Plan d´une partie de l´isle de Maouna/ Plan de l´anse du Massacre

  • Translation

Article ID OZ0294


Plan d´une partie de l´isle de Maouna/ Plan de l´anse du Massacre


Map shows some parts of islands near Tahiti. The Society Islands in French Polnesia.


dated 1787


Pérouse, la (1741-1788)

Jean-François de Galaup de La Pérouse (1741 1788) was a French Naval officer and explorer whose expedition vanished in Oceania. La Pérouse crossed the Pacific Ocean in 100 days, arriving at Macau, where he sold the furs acquired in Alaska, dividing the profits among his men. Lapérouse sailed all the way south to the Spanish Las Californias in 1786. He stopped at the Presidio of San Francisco long enough to create an outline map of the Bay Area, Plan du Port du St. Francois, which was reproduced as Map 33 in L. Aubert's 1797 Atlas du Voyage de la Perouse. Laterhe arrived in Monterey Bay and at the Presidio of Monterey. In 1787 after a visit to Manila, he set out for the northeast Asian coasts. He saw the island of Quelpart, present-day Cheju in South Korea, which had been visited by Europeans only once before when a group of Dutchmen shipwrecked there in 1635. He visited the Asian mainland coasts of Korea.

Historical Description

Tahiti was settled - like the other Society Islands - around 200 BC from Tonga and Samoa. It is not conclusively clear which European can be considered the "discoverer" of Tahiti. The Portuguese Pedro Fernández de Quirós sighted an inhabited island in 1606, which he called Sagittaria and which, according to some chroniclers, could have been Tahiti. However, there is no confirmation of this. Today, the Englishman Samuel Wallis is considered the first European to set foot on Tahiti in 1767. The visits of James Cook have remained in the consciousness of Europeans. In April 1769 he anchored with his ship Endeavour in Matavai Bay, about 10 km north of today's Papeete. Traveling with Cook was botanist Joseph Banks, who conducted extensive botanical studies during his three-month stay. His findings led to the fateful 1787 voyage of the Bounty to Tahiti, which was commissioned by the British Admiralty to William Bligh.

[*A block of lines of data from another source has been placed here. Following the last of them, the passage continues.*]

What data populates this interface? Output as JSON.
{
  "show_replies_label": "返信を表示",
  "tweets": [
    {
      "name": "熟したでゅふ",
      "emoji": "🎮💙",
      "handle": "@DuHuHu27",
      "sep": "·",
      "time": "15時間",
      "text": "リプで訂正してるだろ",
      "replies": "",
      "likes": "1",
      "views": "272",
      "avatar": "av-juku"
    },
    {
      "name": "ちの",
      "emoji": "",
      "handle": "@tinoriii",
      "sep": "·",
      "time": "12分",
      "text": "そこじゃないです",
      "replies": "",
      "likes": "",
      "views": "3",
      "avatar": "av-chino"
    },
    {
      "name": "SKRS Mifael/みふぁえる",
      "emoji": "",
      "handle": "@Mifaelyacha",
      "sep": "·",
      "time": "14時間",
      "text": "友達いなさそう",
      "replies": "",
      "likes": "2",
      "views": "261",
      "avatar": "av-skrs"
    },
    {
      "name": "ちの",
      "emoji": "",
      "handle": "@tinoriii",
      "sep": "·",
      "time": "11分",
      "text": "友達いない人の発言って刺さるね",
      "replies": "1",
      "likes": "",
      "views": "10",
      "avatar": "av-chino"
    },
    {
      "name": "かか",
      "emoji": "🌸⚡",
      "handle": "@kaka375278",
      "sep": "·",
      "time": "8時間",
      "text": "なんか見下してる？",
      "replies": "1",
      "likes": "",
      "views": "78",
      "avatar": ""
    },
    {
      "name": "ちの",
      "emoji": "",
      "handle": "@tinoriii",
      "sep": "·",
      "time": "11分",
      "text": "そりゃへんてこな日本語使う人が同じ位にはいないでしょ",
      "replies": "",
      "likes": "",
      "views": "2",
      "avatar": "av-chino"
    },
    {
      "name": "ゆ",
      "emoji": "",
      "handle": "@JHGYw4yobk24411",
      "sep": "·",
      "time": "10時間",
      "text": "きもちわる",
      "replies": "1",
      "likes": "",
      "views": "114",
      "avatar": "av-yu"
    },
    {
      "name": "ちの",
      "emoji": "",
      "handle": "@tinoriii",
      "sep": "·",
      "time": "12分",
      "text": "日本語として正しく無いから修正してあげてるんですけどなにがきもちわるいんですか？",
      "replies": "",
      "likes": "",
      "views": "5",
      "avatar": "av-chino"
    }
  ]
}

Dimensions (cm)49 x 33,5
ConditionVery good
Coloringoriginal colored
TechniqueCopper print


39.00 €

( A reproduction can be ordered individually on request. )